Lumbar disc degeneration (LDD) is associated with both genetic and environmental factors and affects many people worldwide. A hallmark of LDD is loss of proteoglycan and water content in the nucleus pulposus of intervertebral discs. While some genetic determinants have been reported, the etiology of LDD is largely unknown. Here we report the findings from linkage and association studies on a total of 32,642 subjects consisting of 4,043 LDD cases and 28,599 control subjects. We identified carbohydrate sulfotransferase 3 (CHST3), an enzyme that catalyzes proteoglycan sulfation, as a susceptibility gene for LDD. The strongest genome-wide linkage peak encompassed CHST3 from a Southern Chinese family–based data set, while a genome-wide association was observed at rs4148941 in the gene in a meta-analysis using multiethnic population cohorts. rs4148941 lies within a potential microRNA-513a-5p (miR-513a-5p) binding site. Interaction between miR-513a-5p and mRNA transcribed from the susceptibility allele (A allele) of rs4148941 was enhanced in vitro compared with transcripts from other alleles.
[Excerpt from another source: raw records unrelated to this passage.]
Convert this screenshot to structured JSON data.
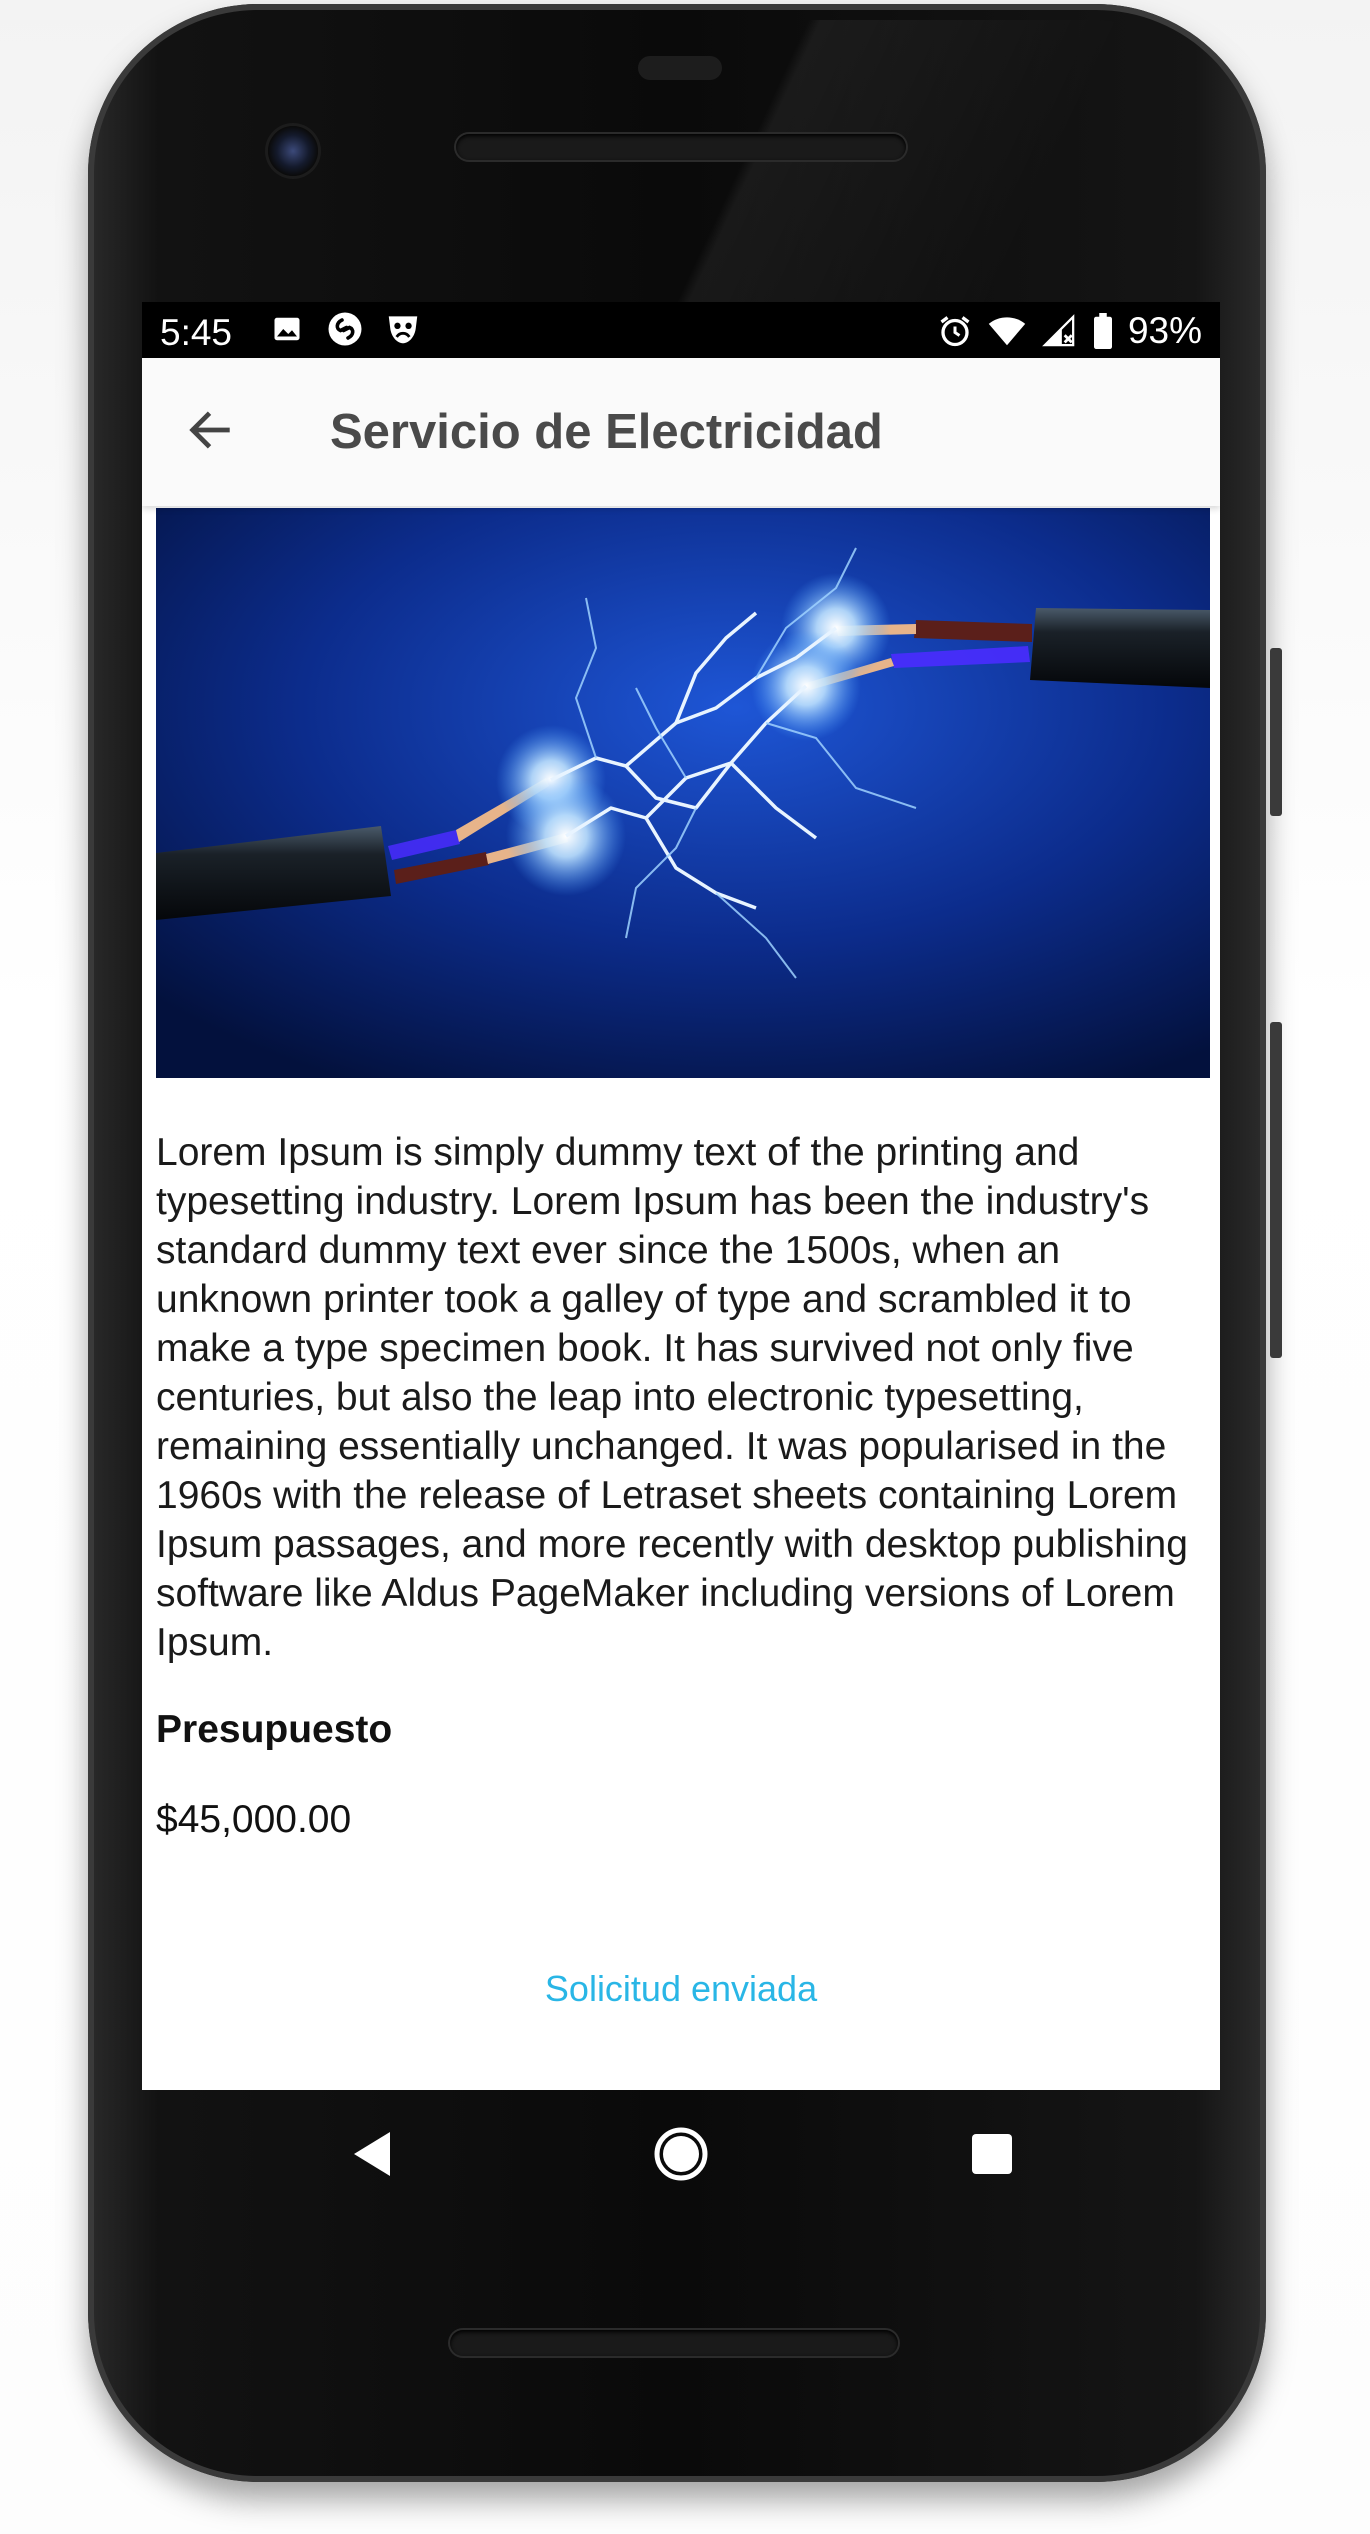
{
  "status_bar": {
    "time": "5:45",
    "left_icons": [
      "image-icon",
      "shazam-icon",
      "mask-icon"
    ],
    "right_icons": [
      "alarm-icon",
      "wifi-icon",
      "cell-signal-icon",
      "battery-icon"
    ],
    "battery": "93%"
  },
  "app_bar": {
    "back_icon": "arrow-back-icon",
    "title": "Servicio de Electricidad"
  },
  "hero_image": {
    "subject": "sparking electrical cables",
    "background_color": "#0c2c8c",
    "spark_color": "#bfe3ff"
  },
  "description": "Lorem Ipsum is simply dummy text of the printing and typesetting industry. Lorem Ipsum has been the industry's standard dummy text ever since the 1500s, when an unknown printer took a galley of type and scrambled it to make a type specimen book. It has survived not only five centuries, but also the leap into electronic typesetting, remaining essentially unchanged. It was popularised in the 1960s with the release of Letraset sheets containing Lorem Ipsum passages, and more recently with desktop publishing software like Aldus PageMaker including versions of Lorem Ipsum.",
  "budget": {
    "label": "Presupuesto",
    "value": "$45,000.00"
  },
  "action": {
    "label": "Solicitud enviada",
    "color": "#29b6e6"
  },
  "nav_bar": {
    "buttons": [
      "back-triangle-icon",
      "home-circle-icon",
      "recents-square-icon"
    ]
  }
}
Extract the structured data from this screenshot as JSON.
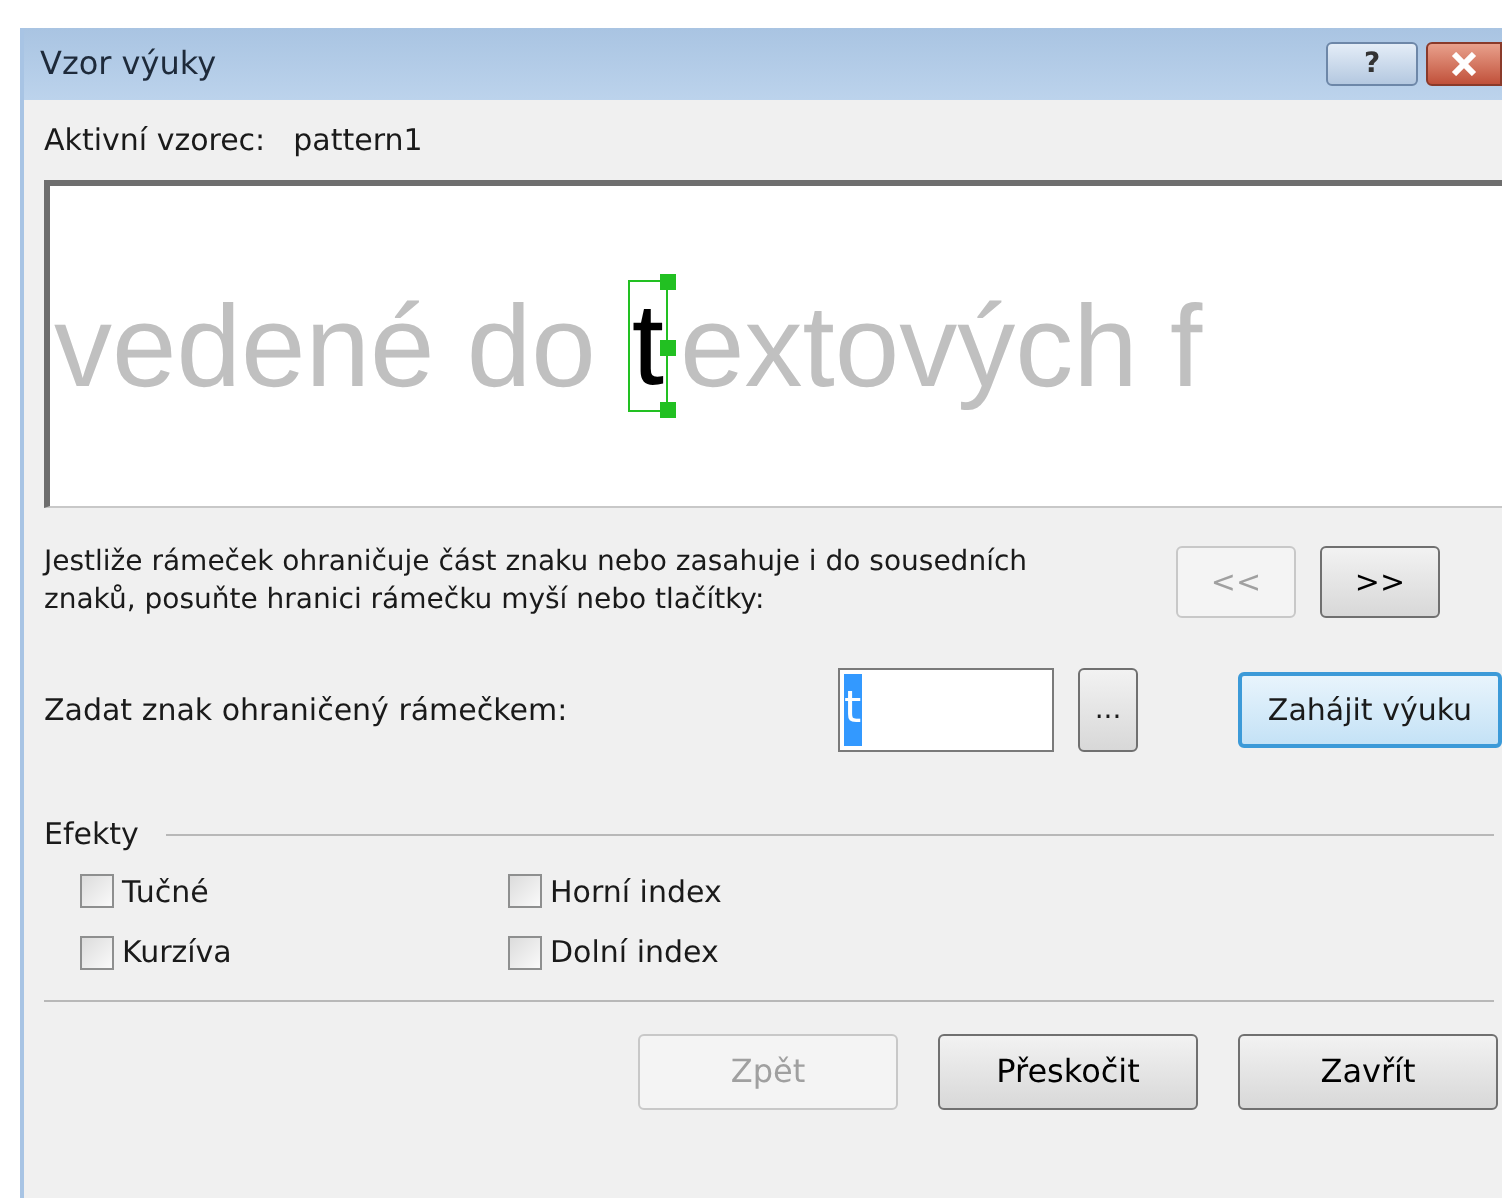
{
  "window": {
    "title": "Vzor výuky",
    "help_button": "?"
  },
  "active_pattern": {
    "label": "Aktivní vzorec:",
    "value": "pattern1"
  },
  "preview": {
    "before": "vedené do",
    "current": "t",
    "after": "extových f"
  },
  "instruction": "Jestliže rámeček ohraničuje část znaku nebo zasahuje i do sousedních znaků, posuňte hranici rámečku myší nebo tlačítky:",
  "nav_buttons": [
    {
      "label": "<<",
      "disabled": true
    },
    {
      "label": ">>",
      "disabled": false
    }
  ],
  "char_input": {
    "label": "Zadat znak ohraničený rámečkem:",
    "value": "t",
    "browse": "...",
    "start": "Zahájit výuku"
  },
  "effects": {
    "title": "Efekty",
    "options": [
      {
        "label": "Tučné",
        "checked": false
      },
      {
        "label": "Horní index",
        "checked": false
      },
      {
        "label": "Kurzíva",
        "checked": false
      },
      {
        "label": "Dolní index",
        "checked": false
      }
    ]
  },
  "buttons": [
    {
      "label": "Zpět",
      "disabled": true
    },
    {
      "label": "Přeskočit",
      "disabled": false
    },
    {
      "label": "Zavřít",
      "disabled": false
    }
  ]
}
Additionally, expression of CHST3 mRNA was significantly reduced in the intervertebral disc cells of human subjects carrying the A allele of rs4148941. Together, our data provide new insights into the etiology of LDD, implicating an interplay between genetic risk factors and miRNA.
doi:10.1172/JCI69277
PMCID: PMC3809787  PMID: 24216480
2.  Is Closed-suction Drainage Necessary for Single-level Lumbar Decompression?: Review of 560 Cases 
Background
Closed-suction drainage is commonly used for prevention of postoperative hematoma and associated neurologic compromise after lumbar decompression, but it remains unclear whether suction drainage reduces postoperative complications.
Questions/purposes
We evaluated the efficacy of closed-suction drainage in single-level lumbar decompression surgery.
Patients and Methods
We retrospectively reviewed 560 patients who underwent single-level lumbar decompression or discectomy. We routinely used closed-suction drainage in all spinal surgeries until July 2003, and thereafter, we did not use drains in single-level lumbar decompression surgery. These two groups (298 patients in the group that received drains, 262 in the group that did not receive drains) were compared for rates of wound infection and epidural hematoma.
Results
Mean operating time (55 versus 56 minutes) and intraoperative blood loss (64 versus 57 mL) were not different between the two groups. None of 560 patients had a wound infection requiring surgical intervention. The rate of postoperative hematoma was 0.7% in the group that received drains (two of 298 patients) and 0% in the group that did not receive drains (zero of 262 patients).
Conclusions
In this study, the risk of wound infection and hematomas in single-level lumbar decompression surgery was not influenced by use of a drain. The use of postoperative wound drainage in patients with potential risk for epidural bleeding in situations such as multiple-level decompression, instrumentation surgery, anticoagulant therapy, trauma, and tumors or metastases needs additional study.
Level of Evidence
Level III, prognostic study. See Guidelines for Authors for a complete description of levels of evidence.
doi:10.1007/s11999-010-1235-6
PMCID: PMC3049608  PMID: 20091386

Results 1-2 (2)